- _What you have to do_
Using the data below, tally the lines that include the string "输出结果". Only the number is wanted.

Element data from apps and pages:
┌────────

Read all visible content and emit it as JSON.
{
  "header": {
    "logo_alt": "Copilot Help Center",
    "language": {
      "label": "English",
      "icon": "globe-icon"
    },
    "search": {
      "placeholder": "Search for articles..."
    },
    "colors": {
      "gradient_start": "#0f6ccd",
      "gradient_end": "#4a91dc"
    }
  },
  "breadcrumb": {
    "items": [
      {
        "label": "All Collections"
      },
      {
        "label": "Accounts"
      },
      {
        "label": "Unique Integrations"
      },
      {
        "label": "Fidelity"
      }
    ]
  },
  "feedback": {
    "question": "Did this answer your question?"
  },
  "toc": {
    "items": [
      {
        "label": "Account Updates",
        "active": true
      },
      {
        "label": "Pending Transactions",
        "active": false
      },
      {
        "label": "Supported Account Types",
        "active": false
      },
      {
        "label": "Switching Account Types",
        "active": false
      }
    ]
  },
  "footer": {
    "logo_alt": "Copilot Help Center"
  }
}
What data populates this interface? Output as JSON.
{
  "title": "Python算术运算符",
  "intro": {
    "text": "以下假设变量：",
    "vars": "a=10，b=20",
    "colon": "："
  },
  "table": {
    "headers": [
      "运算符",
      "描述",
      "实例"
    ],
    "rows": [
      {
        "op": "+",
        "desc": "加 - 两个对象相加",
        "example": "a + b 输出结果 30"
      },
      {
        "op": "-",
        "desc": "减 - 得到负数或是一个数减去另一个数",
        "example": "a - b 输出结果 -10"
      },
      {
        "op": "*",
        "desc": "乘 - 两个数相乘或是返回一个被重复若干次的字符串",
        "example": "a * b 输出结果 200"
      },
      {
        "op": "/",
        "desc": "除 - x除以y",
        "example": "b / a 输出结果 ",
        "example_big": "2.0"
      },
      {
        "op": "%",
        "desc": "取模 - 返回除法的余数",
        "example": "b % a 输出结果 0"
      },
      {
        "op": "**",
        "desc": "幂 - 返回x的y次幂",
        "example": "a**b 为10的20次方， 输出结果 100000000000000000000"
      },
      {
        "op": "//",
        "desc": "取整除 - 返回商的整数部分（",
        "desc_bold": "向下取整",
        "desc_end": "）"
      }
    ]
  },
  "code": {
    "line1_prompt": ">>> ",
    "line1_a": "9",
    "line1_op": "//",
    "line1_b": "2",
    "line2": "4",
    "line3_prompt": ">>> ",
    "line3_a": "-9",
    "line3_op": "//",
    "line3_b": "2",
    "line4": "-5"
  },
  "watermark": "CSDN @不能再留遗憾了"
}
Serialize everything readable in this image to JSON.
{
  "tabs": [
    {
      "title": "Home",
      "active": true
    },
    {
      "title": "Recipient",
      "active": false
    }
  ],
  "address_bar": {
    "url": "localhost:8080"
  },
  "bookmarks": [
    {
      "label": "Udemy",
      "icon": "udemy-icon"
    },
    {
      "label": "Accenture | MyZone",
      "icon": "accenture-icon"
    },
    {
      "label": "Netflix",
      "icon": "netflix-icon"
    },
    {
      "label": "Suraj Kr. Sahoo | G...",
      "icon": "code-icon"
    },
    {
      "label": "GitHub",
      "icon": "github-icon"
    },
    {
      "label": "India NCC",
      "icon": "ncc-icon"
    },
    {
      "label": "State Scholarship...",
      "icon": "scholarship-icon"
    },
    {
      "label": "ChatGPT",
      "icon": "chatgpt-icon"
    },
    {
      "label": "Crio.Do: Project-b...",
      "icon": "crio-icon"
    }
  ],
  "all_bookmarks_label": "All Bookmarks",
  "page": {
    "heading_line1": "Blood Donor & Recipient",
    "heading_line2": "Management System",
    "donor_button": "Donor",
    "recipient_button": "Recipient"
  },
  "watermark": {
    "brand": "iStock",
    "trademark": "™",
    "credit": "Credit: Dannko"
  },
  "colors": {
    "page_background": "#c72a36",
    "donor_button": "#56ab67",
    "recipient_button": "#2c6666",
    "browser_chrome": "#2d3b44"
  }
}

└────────

- _Task solution_
6